◆ What to do ◆
Gather every line from the entries below that includes "legend".

::: Material shown :::

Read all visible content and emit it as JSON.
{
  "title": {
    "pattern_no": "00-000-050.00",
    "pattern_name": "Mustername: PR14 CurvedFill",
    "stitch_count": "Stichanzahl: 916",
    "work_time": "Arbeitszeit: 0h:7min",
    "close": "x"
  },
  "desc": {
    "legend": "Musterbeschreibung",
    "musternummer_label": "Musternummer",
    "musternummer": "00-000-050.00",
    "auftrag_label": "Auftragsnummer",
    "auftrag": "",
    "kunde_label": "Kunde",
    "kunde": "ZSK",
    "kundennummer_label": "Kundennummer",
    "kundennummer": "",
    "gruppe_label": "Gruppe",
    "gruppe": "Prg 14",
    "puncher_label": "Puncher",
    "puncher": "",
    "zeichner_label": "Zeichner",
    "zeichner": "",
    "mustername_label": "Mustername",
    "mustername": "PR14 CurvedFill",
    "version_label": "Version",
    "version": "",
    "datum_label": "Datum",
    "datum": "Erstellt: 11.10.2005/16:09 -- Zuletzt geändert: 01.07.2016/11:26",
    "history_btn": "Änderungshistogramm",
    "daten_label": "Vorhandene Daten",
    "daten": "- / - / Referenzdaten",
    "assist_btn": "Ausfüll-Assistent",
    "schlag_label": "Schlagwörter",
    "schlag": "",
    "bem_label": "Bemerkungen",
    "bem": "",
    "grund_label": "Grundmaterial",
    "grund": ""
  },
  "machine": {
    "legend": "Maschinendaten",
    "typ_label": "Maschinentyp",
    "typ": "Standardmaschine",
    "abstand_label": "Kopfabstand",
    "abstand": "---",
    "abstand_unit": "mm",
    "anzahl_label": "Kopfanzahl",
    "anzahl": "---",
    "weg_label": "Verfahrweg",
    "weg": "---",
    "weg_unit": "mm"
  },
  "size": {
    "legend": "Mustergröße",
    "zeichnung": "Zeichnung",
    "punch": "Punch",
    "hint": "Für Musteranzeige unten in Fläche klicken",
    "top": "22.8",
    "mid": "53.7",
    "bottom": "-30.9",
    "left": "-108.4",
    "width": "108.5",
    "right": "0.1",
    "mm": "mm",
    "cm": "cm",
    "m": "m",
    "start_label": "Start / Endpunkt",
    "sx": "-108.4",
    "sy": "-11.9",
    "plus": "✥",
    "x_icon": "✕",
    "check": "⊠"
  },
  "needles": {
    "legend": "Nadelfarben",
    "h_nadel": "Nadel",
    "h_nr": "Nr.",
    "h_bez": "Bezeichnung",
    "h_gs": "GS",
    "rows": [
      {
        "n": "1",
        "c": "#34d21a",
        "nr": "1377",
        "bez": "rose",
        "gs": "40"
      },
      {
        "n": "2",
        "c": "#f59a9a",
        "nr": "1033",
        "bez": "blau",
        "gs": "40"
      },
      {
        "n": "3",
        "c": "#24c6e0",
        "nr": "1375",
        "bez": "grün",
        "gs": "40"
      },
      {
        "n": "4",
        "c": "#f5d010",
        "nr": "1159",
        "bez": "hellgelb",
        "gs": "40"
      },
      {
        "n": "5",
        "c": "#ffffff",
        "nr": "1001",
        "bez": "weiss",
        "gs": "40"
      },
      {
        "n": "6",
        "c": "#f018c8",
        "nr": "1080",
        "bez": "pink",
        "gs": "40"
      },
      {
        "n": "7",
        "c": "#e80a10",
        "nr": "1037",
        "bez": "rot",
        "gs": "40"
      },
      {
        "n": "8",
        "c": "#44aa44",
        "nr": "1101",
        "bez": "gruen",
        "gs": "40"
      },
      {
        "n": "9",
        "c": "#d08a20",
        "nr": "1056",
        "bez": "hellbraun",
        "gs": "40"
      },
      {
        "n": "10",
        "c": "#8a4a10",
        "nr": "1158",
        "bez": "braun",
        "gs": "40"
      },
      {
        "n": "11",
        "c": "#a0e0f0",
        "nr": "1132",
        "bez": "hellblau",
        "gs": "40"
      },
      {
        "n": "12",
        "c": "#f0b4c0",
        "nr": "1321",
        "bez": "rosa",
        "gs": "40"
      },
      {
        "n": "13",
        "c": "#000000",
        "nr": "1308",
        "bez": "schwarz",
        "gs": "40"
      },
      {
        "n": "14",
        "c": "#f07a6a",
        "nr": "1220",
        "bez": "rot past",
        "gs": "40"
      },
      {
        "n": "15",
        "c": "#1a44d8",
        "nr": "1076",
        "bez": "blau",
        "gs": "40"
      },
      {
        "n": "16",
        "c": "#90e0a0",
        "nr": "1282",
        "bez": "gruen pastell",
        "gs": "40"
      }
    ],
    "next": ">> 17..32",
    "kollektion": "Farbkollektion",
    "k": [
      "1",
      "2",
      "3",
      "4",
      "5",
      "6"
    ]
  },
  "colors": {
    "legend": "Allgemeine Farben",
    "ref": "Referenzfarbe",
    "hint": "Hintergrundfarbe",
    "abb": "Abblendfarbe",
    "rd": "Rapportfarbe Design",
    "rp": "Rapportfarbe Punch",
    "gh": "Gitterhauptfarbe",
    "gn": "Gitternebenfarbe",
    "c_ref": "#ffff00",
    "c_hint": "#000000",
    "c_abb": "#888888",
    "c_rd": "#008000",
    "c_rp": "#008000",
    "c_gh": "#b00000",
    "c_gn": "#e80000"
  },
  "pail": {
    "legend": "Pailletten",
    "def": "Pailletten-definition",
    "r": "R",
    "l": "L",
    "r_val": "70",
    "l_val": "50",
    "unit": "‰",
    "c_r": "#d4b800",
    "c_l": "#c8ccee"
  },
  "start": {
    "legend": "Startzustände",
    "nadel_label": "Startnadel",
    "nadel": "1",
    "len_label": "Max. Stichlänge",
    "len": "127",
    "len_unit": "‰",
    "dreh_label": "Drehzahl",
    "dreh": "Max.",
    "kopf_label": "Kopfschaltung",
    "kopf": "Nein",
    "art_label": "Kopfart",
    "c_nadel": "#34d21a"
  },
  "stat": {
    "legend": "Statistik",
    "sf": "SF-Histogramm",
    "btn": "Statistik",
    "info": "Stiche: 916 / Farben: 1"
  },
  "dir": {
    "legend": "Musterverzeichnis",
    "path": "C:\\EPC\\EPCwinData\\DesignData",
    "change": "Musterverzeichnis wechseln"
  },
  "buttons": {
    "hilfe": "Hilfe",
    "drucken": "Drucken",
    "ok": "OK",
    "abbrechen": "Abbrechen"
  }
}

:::

◆ Solution for this problem ◆
    "legend": "Musterbeschreibung",
    "legend": "Maschinendaten",
    "legend": "Mustergröße",
    "legend": "Nadelfarben",
    "legend": "Allgemeine Farben",
    "legend": "Pailletten",
    "legend": "Startzustände",
    "legend": "Statistik",
    "legend": "Musterverzeichnis",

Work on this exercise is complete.